My work has mostly involved painting and drawing, and out of these the wallpaper works have evolved. The wallpapers are a way of making a lot of images culminating in one very large work without taking up too much space and without a lot of material. The wallpaper works are temporary and after the exhibition they are destroyed, as the pasted drawings are peeled off the wall, it is a bit sad to see them go, but that’s what makes them spontaneous and exciting.

I think of this wallpaper as a storage system for all the art that I would like to make, or want to look at, or that has stuck in my mind. I always feel like there is never enough, and I have to make just a few more. It’s the drive that makes an artist keep on producing.

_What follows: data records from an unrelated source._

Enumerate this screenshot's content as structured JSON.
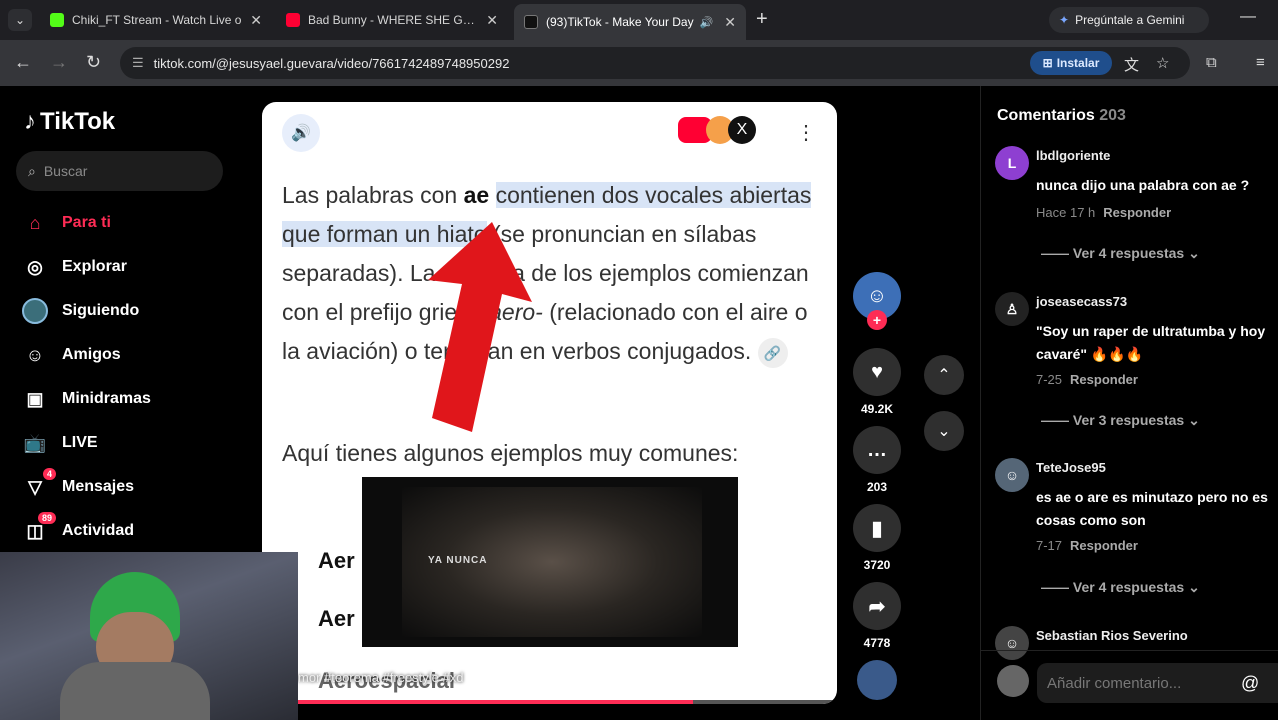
{
  "tabs": [
    {
      "title": "Chiki_FT Stream - Watch Live o",
      "favicon_color": "#53fc18"
    },
    {
      "title": "Bad Bunny - WHERE SHE GOES",
      "favicon_color": "#ff0033"
    },
    {
      "title": "(93)TikTok - Make Your Day",
      "favicon_color": "#111111"
    }
  ],
  "gemini_label": "Pregúntale a Gemini",
  "url": "tiktok.com/@jesusyael.guevara/video/7661742489748950292",
  "install_label": "Instalar",
  "brand": "TikTok",
  "search_placeholder": "Buscar",
  "nav": [
    {
      "label": "Para ti",
      "icon": "home-icon"
    },
    {
      "label": "Explorar",
      "icon": "compass-icon"
    },
    {
      "label": "Siguiendo",
      "icon": "following-icon"
    },
    {
      "label": "Amigos",
      "icon": "friends-icon"
    },
    {
      "label": "Minidramas",
      "icon": "film-icon"
    },
    {
      "label": "LIVE",
      "icon": "live-icon"
    },
    {
      "label": "Mensajes",
      "icon": "message-icon",
      "badge": "4"
    },
    {
      "label": "Actividad",
      "icon": "activity-icon",
      "badge": "89"
    }
  ],
  "video": {
    "text_pre": "Las palabras con ",
    "text_bold": "ae",
    "text_hl": "contienen dos vocales abiertas que forman un hiato",
    "text_post": " (se pronuncian en sílabas separadas). La mayoría de los ejemplos comienzan con el prefijo griego ",
    "text_italic": "aero-",
    "text_end": " (relacionado con el aire o la aviación) o terminan en verbos conjugados.",
    "para2": "Aquí tienes algunos ejemplos muy comunes:",
    "inner_caption": "YA NUNCA",
    "aer1": "Aer",
    "aer2": "Aer",
    "aer3": "Aeroespacial",
    "caption_tags": "mor #teorema #freestyle #xd",
    "progress": 0.75
  },
  "actions": {
    "likes": "49.2K",
    "comments": "203",
    "saves": "3720",
    "shares": "4778"
  },
  "comments_header": "Comentarios",
  "comments_count": "203",
  "comments": [
    {
      "user": "lbdlgoriente",
      "avatar_letter": "L",
      "avatar_color": "#8e3fd1",
      "text": "nunca dijo una palabra con ae ?",
      "time": "Hace 17 h",
      "reply": "Responder",
      "replies": "Ver 4 respuestas"
    },
    {
      "user": "joseasecass73",
      "avatar_letter": "",
      "avatar_color": "#222222",
      "text": "\"Soy un raper de ultratumba y hoy cavaré\" 🔥🔥🔥",
      "time": "7-25",
      "reply": "Responder",
      "replies": "Ver 3 respuestas"
    },
    {
      "user": "TeteJose95",
      "avatar_letter": "",
      "avatar_color": "#556677",
      "text": "es ae o are es minutazo pero no es cosas como son",
      "time": "7-17",
      "reply": "Responder",
      "replies": "Ver 4 respuestas"
    },
    {
      "user": "Sebastian Rios Severino",
      "avatar_letter": "",
      "avatar_color": "#444444",
      "text": "",
      "time": "",
      "reply": "",
      "replies": ""
    }
  ],
  "add_comment_placeholder": "Añadir comentario..."
}
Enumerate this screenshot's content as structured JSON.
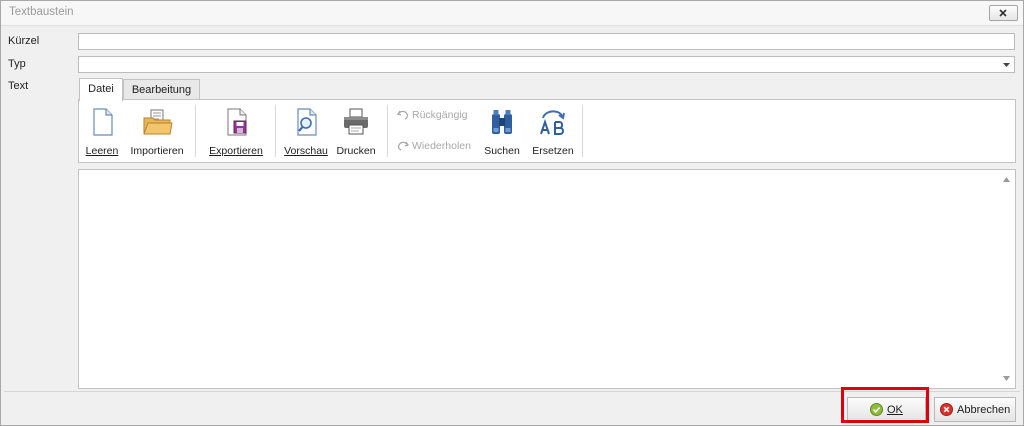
{
  "window": {
    "title": "Textbaustein"
  },
  "fields": {
    "kuerzel": {
      "label": "Kürzel",
      "value": ""
    },
    "typ": {
      "label": "Typ",
      "value": ""
    },
    "text": {
      "label": "Text"
    }
  },
  "tabs": [
    {
      "label": "Datei",
      "active": true
    },
    {
      "label": "Bearbeitung",
      "active": false
    }
  ],
  "ribbon": {
    "leeren": {
      "label": "Leeren",
      "icon": "document-icon"
    },
    "importieren": {
      "label": "Importieren",
      "icon": "import-folder-icon"
    },
    "exportieren": {
      "label": "Exportieren",
      "icon": "export-save-icon"
    },
    "vorschau": {
      "label": "Vorschau",
      "icon": "preview-icon"
    },
    "drucken": {
      "label": "Drucken",
      "icon": "printer-icon"
    },
    "rueckgaengig": {
      "label": "Rückgängig",
      "icon": "undo-icon",
      "enabled": false
    },
    "wiederholen": {
      "label": "Wiederholen",
      "icon": "redo-icon",
      "enabled": false
    },
    "suchen": {
      "label": "Suchen",
      "icon": "binoculars-icon"
    },
    "ersetzen": {
      "label": "Ersetzen",
      "icon": "replace-icon"
    }
  },
  "editor": {
    "value": ""
  },
  "buttons": {
    "ok": {
      "label": "OK",
      "icon": "check-icon"
    },
    "abbrechen": {
      "label": "Abbrechen",
      "icon": "cancel-icon"
    }
  },
  "colors": {
    "highlight": "#e0000c",
    "accent": "#3d6fb0"
  }
}
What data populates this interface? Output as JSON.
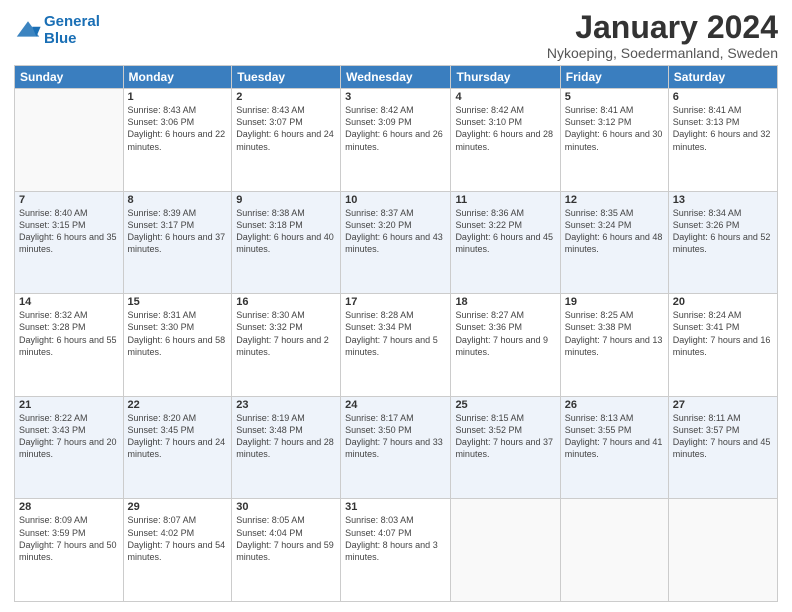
{
  "header": {
    "logo_general": "General",
    "logo_blue": "Blue",
    "month_title": "January 2024",
    "subtitle": "Nykoeping, Soedermanland, Sweden"
  },
  "days_of_week": [
    "Sunday",
    "Monday",
    "Tuesday",
    "Wednesday",
    "Thursday",
    "Friday",
    "Saturday"
  ],
  "weeks": [
    [
      {
        "day": "",
        "sunrise": "",
        "sunset": "",
        "daylight": ""
      },
      {
        "day": "1",
        "sunrise": "Sunrise: 8:43 AM",
        "sunset": "Sunset: 3:06 PM",
        "daylight": "Daylight: 6 hours and 22 minutes."
      },
      {
        "day": "2",
        "sunrise": "Sunrise: 8:43 AM",
        "sunset": "Sunset: 3:07 PM",
        "daylight": "Daylight: 6 hours and 24 minutes."
      },
      {
        "day": "3",
        "sunrise": "Sunrise: 8:42 AM",
        "sunset": "Sunset: 3:09 PM",
        "daylight": "Daylight: 6 hours and 26 minutes."
      },
      {
        "day": "4",
        "sunrise": "Sunrise: 8:42 AM",
        "sunset": "Sunset: 3:10 PM",
        "daylight": "Daylight: 6 hours and 28 minutes."
      },
      {
        "day": "5",
        "sunrise": "Sunrise: 8:41 AM",
        "sunset": "Sunset: 3:12 PM",
        "daylight": "Daylight: 6 hours and 30 minutes."
      },
      {
        "day": "6",
        "sunrise": "Sunrise: 8:41 AM",
        "sunset": "Sunset: 3:13 PM",
        "daylight": "Daylight: 6 hours and 32 minutes."
      }
    ],
    [
      {
        "day": "7",
        "sunrise": "Sunrise: 8:40 AM",
        "sunset": "Sunset: 3:15 PM",
        "daylight": "Daylight: 6 hours and 35 minutes."
      },
      {
        "day": "8",
        "sunrise": "Sunrise: 8:39 AM",
        "sunset": "Sunset: 3:17 PM",
        "daylight": "Daylight: 6 hours and 37 minutes."
      },
      {
        "day": "9",
        "sunrise": "Sunrise: 8:38 AM",
        "sunset": "Sunset: 3:18 PM",
        "daylight": "Daylight: 6 hours and 40 minutes."
      },
      {
        "day": "10",
        "sunrise": "Sunrise: 8:37 AM",
        "sunset": "Sunset: 3:20 PM",
        "daylight": "Daylight: 6 hours and 43 minutes."
      },
      {
        "day": "11",
        "sunrise": "Sunrise: 8:36 AM",
        "sunset": "Sunset: 3:22 PM",
        "daylight": "Daylight: 6 hours and 45 minutes."
      },
      {
        "day": "12",
        "sunrise": "Sunrise: 8:35 AM",
        "sunset": "Sunset: 3:24 PM",
        "daylight": "Daylight: 6 hours and 48 minutes."
      },
      {
        "day": "13",
        "sunrise": "Sunrise: 8:34 AM",
        "sunset": "Sunset: 3:26 PM",
        "daylight": "Daylight: 6 hours and 52 minutes."
      }
    ],
    [
      {
        "day": "14",
        "sunrise": "Sunrise: 8:32 AM",
        "sunset": "Sunset: 3:28 PM",
        "daylight": "Daylight: 6 hours and 55 minutes."
      },
      {
        "day": "15",
        "sunrise": "Sunrise: 8:31 AM",
        "sunset": "Sunset: 3:30 PM",
        "daylight": "Daylight: 6 hours and 58 minutes."
      },
      {
        "day": "16",
        "sunrise": "Sunrise: 8:30 AM",
        "sunset": "Sunset: 3:32 PM",
        "daylight": "Daylight: 7 hours and 2 minutes."
      },
      {
        "day": "17",
        "sunrise": "Sunrise: 8:28 AM",
        "sunset": "Sunset: 3:34 PM",
        "daylight": "Daylight: 7 hours and 5 minutes."
      },
      {
        "day": "18",
        "sunrise": "Sunrise: 8:27 AM",
        "sunset": "Sunset: 3:36 PM",
        "daylight": "Daylight: 7 hours and 9 minutes."
      },
      {
        "day": "19",
        "sunrise": "Sunrise: 8:25 AM",
        "sunset": "Sunset: 3:38 PM",
        "daylight": "Daylight: 7 hours and 13 minutes."
      },
      {
        "day": "20",
        "sunrise": "Sunrise: 8:24 AM",
        "sunset": "Sunset: 3:41 PM",
        "daylight": "Daylight: 7 hours and 16 minutes."
      }
    ],
    [
      {
        "day": "21",
        "sunrise": "Sunrise: 8:22 AM",
        "sunset": "Sunset: 3:43 PM",
        "daylight": "Daylight: 7 hours and 20 minutes."
      },
      {
        "day": "22",
        "sunrise": "Sunrise: 8:20 AM",
        "sunset": "Sunset: 3:45 PM",
        "daylight": "Daylight: 7 hours and 24 minutes."
      },
      {
        "day": "23",
        "sunrise": "Sunrise: 8:19 AM",
        "sunset": "Sunset: 3:48 PM",
        "daylight": "Daylight: 7 hours and 28 minutes."
      },
      {
        "day": "24",
        "sunrise": "Sunrise: 8:17 AM",
        "sunset": "Sunset: 3:50 PM",
        "daylight": "Daylight: 7 hours and 33 minutes."
      },
      {
        "day": "25",
        "sunrise": "Sunrise: 8:15 AM",
        "sunset": "Sunset: 3:52 PM",
        "daylight": "Daylight: 7 hours and 37 minutes."
      },
      {
        "day": "26",
        "sunrise": "Sunrise: 8:13 AM",
        "sunset": "Sunset: 3:55 PM",
        "daylight": "Daylight: 7 hours and 41 minutes."
      },
      {
        "day": "27",
        "sunrise": "Sunrise: 8:11 AM",
        "sunset": "Sunset: 3:57 PM",
        "daylight": "Daylight: 7 hours and 45 minutes."
      }
    ],
    [
      {
        "day": "28",
        "sunrise": "Sunrise: 8:09 AM",
        "sunset": "Sunset: 3:59 PM",
        "daylight": "Daylight: 7 hours and 50 minutes."
      },
      {
        "day": "29",
        "sunrise": "Sunrise: 8:07 AM",
        "sunset": "Sunset: 4:02 PM",
        "daylight": "Daylight: 7 hours and 54 minutes."
      },
      {
        "day": "30",
        "sunrise": "Sunrise: 8:05 AM",
        "sunset": "Sunset: 4:04 PM",
        "daylight": "Daylight: 7 hours and 59 minutes."
      },
      {
        "day": "31",
        "sunrise": "Sunrise: 8:03 AM",
        "sunset": "Sunset: 4:07 PM",
        "daylight": "Daylight: 8 hours and 3 minutes."
      },
      {
        "day": "",
        "sunrise": "",
        "sunset": "",
        "daylight": ""
      },
      {
        "day": "",
        "sunrise": "",
        "sunset": "",
        "daylight": ""
      },
      {
        "day": "",
        "sunrise": "",
        "sunset": "",
        "daylight": ""
      }
    ]
  ]
}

The latest wallpaper, compared to the earlier ones, has become more dense. The walls are getting bigger and the amount of material is more layered, also, the references are a bit more specific. Earlier wallpapers had more imaginary imagery, and the latest ones have more references to other artworks and studied images.

Recurring themes are art historical genres and the history of representation, as well as the way that we accumulate images, gestures and styles to tell our stories in a culture already saturated with images.

Things that I’m interested in looking at are paintings of all sorts, but mostly figurative, classical Greek sculptures, reclining nudes, images of women by Dianne Arbus and Cindy Sherman, De Chiricho, ships, Australiana of the 1800’s, Whistler’s mother, buildings etc. Studies of works by the old masters and contemporary artists are found among the doodles with recognisable references, from Renaissance art to abstract paintings, portraits, disasters from the newspaper and all the paintings that were once popular that now stack up under the stairs.

The really good reference images are easy to draw. My jotting is a test of sorts. If it translates well in a quick sketch, then I think that it has got more chance of being an image that stands the test. The quick ink drawings are each an examination of an idea, gesture or composition, intensely scrutinized if for only a minute or two.

Sadie Chandler 2016